The story was a bit light, but interesting, and is backed up by some great Bronze Age throwback artwork. I did like that they decided to set the story in Wonder Woman's past, and that the villain was unexpectedly sympathetic. All in all, a pretty good story.

SCRIPT: Joan Weis

The second story features Artemis (AKA Angry 90's Substitute Wonder Woman) going to Hades to lead a failed rebellion, then tricking Hades in order to escape again.

This one was full on 90's style "Bad Girl" violent cheesecake. The story was light and tacked on as an excuse for the fighting. The twist at the end was predictable. Ed Benes delivers a full-on 90's-Tastic artgasm that any fan of Jim Lee would be proud of. But at the end of the day. . .taken as a relic of the 90's, it's not too bad. It's one of those "So bad, it's sorta good" things. 

Both stories taken together, this was a decent one shot. Nothing great, but not particularly bad. It's just a little odd that neither story fit the "Pulp Heroes' theme at all, especially when compared to other Annuals in the theme that year. So as pulp it fails. As a couple of decent Wonder Woman stories, it does okay.



SCRIPT: Raven Gregory, Linda Ly, Ralph Tedesco & Joe Tyler
PENCILS: Claudio Sepulveda
COVER: David Nakayama

I knew my luck couldn't last. This one was pretty bad.

First, the good. . .the cover is awesome!

And that's about it.

The hefty one shot is a collected reprint story from the main "Grimm Fairy Tales" series (#25-26), and is a "Be careful what you wish for" tale set in two different intertwining times and places. . .a medieval fantasy kingdom and modern times.

The story itself is. . .okay. It's predictable and extremely light, but it's okay. Too bad that "okay" is where they got it to when there are FOUR(!) credited writers. I'm not sure there's an excuse for that.

The worst problem here is the extremely weak and juvenile art. It looks like something a high school student would draw to impress his friends. Everything looks sketchy and unfinished. Faces and hands are crude afterthoughts. The artist has a real problem with vehicles and backgrounds. The only thing he draws well are close up shots of female bodies. Anything past middle distance is pretty vague.

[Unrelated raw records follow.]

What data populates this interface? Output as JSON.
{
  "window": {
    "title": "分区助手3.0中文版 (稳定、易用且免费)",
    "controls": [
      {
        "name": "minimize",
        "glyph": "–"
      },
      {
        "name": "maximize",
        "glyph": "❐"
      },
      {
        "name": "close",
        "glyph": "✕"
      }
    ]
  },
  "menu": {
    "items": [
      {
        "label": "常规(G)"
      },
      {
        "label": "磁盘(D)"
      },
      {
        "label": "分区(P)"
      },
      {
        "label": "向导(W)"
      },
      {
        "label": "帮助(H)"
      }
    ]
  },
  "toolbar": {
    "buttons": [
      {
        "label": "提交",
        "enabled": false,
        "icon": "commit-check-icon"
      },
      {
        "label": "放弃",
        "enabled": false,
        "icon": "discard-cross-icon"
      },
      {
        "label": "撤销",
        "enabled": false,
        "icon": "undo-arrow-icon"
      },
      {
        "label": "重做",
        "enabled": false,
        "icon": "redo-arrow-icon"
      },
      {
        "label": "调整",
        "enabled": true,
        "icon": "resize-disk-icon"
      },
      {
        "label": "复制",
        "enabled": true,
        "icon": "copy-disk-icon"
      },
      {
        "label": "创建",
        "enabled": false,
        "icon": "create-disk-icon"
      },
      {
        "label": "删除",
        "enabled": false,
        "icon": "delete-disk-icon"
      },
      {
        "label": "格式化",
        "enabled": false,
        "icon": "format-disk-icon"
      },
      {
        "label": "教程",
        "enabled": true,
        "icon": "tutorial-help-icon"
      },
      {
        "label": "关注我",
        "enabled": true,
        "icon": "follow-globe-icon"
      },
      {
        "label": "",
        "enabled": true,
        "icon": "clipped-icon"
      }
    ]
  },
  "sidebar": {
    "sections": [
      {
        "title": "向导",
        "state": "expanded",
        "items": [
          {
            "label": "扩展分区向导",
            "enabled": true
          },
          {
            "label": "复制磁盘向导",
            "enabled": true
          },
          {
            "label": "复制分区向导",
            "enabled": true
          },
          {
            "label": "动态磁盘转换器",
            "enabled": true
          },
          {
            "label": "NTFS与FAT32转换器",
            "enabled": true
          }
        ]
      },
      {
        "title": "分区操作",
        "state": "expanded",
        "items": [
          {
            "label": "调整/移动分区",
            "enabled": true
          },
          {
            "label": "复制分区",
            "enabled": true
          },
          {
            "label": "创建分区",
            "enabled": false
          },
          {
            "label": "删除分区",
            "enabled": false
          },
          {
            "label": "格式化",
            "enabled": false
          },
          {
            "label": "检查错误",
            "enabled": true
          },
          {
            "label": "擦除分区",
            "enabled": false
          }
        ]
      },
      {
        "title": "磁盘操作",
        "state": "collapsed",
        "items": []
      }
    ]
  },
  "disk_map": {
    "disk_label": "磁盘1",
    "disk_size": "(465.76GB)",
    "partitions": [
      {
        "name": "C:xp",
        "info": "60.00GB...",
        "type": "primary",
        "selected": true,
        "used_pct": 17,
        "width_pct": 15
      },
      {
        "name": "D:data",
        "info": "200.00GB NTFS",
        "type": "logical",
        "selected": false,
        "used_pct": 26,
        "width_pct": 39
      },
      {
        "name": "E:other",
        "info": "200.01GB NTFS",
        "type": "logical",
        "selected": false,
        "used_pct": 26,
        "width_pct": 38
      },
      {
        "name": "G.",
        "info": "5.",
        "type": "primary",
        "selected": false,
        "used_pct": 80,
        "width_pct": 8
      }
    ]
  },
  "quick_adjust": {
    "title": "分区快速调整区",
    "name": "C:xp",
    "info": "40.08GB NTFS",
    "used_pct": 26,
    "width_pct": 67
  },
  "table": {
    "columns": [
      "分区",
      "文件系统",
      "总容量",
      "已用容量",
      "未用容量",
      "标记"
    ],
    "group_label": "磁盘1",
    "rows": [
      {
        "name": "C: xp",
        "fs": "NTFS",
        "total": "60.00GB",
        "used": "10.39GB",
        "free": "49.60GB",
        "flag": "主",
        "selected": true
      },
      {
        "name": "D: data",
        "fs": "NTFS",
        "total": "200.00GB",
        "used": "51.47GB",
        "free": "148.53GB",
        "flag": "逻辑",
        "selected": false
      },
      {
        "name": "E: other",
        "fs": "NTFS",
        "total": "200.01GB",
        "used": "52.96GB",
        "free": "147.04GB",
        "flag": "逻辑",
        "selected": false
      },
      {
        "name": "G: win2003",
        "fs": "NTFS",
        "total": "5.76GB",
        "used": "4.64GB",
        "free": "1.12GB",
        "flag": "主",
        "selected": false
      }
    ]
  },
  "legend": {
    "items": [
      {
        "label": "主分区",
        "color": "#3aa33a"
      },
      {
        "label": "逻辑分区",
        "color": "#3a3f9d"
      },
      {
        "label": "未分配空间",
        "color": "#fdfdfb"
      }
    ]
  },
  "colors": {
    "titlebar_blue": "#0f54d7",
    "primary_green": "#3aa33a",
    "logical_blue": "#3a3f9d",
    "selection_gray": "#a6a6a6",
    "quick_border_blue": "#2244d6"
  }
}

All in all, this is a borderline average story backed up with some pretty awful art. The whole thing reeks of cash grab. Like I said at the start, the only good thing about this one is the cover.


It's a bit more of a mixed bag for this handful of one shots, compared to the first. There were two outstanding examples of creative teams stepping up to the plate and hitting a one shot home run in Our Army at War and Star Wars Annual #1. . .both highly recommended if you should spot them in a back issue bin. 

 Wolverine had an excellent opening story backed up by a strange choice of reprints. Wonder Woman was pretty good. Not bad, but not great. Little Mermaid definitely stands out as the foul ball of this bunch with a weak story that took four people to write and art that's barely professional.

Up Next. . .

Let's step away from the one shots and take a look at a Batman/ Superman mini-series without Batman or Superman! Well. . .unless you count the giant Kryptonite-powered Batman/Superman robot that Gotham's substitute superheroes punch into submission at the end of things. . .BUT I'M GETTING AHEAD OF MYSELF!

It's DC's 2009 "World's Finest" mini.

Be there or be square!

1 comment:

  1. I need to find and read more of Our Army at War. Over the last few years I've been grabbing military comics whenever I find them in quarter boxes, which is most often what I look through. Like you being a Marine veteran, I'm an Army vet, and I appreciate these tales, which often show us the darkness and horror that the reality of war is...along with the honor, duty, and heroism we see from those who fought. Thanks for not ignoring such important comics!